-- TASK TO CARRY OUT --
Go through the data below and return each line where the string "will" occurs.

[Data about app and page elements]
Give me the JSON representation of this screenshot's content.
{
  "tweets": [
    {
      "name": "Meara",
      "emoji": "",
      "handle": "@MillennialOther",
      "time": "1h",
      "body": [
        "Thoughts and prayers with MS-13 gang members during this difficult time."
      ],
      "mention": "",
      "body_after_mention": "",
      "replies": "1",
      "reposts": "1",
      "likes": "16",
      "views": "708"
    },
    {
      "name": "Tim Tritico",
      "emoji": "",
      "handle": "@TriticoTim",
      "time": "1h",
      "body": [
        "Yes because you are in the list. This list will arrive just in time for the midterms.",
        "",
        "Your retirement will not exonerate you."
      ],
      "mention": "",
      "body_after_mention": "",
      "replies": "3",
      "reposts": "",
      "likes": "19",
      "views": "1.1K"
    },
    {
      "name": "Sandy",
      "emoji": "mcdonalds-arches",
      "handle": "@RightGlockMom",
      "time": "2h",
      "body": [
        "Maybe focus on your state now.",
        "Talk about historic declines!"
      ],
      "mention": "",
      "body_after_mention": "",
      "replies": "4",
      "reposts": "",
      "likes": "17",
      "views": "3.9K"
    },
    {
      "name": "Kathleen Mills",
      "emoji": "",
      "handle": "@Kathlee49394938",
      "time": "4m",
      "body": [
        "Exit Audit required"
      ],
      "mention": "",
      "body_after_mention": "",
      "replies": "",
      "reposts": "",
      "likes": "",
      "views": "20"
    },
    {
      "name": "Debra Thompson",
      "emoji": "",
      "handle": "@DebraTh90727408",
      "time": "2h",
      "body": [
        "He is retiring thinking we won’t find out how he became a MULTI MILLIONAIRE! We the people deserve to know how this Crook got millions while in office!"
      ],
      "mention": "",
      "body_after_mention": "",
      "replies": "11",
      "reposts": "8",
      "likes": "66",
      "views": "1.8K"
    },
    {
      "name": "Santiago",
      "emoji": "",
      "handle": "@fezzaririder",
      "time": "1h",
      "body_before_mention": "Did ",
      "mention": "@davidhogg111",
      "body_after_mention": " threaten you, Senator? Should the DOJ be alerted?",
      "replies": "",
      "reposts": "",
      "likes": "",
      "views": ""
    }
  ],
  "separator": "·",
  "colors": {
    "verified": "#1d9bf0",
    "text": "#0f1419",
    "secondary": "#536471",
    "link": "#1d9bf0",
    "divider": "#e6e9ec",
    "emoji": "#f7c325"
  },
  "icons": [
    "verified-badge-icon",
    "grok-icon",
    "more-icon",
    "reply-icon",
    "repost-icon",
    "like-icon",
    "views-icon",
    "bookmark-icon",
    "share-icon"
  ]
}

-- COMPLETED TASK --
        "Yes because you are in the list. This list will arrive just in time for the midterms.",
        "Your retirement will not exonerate you."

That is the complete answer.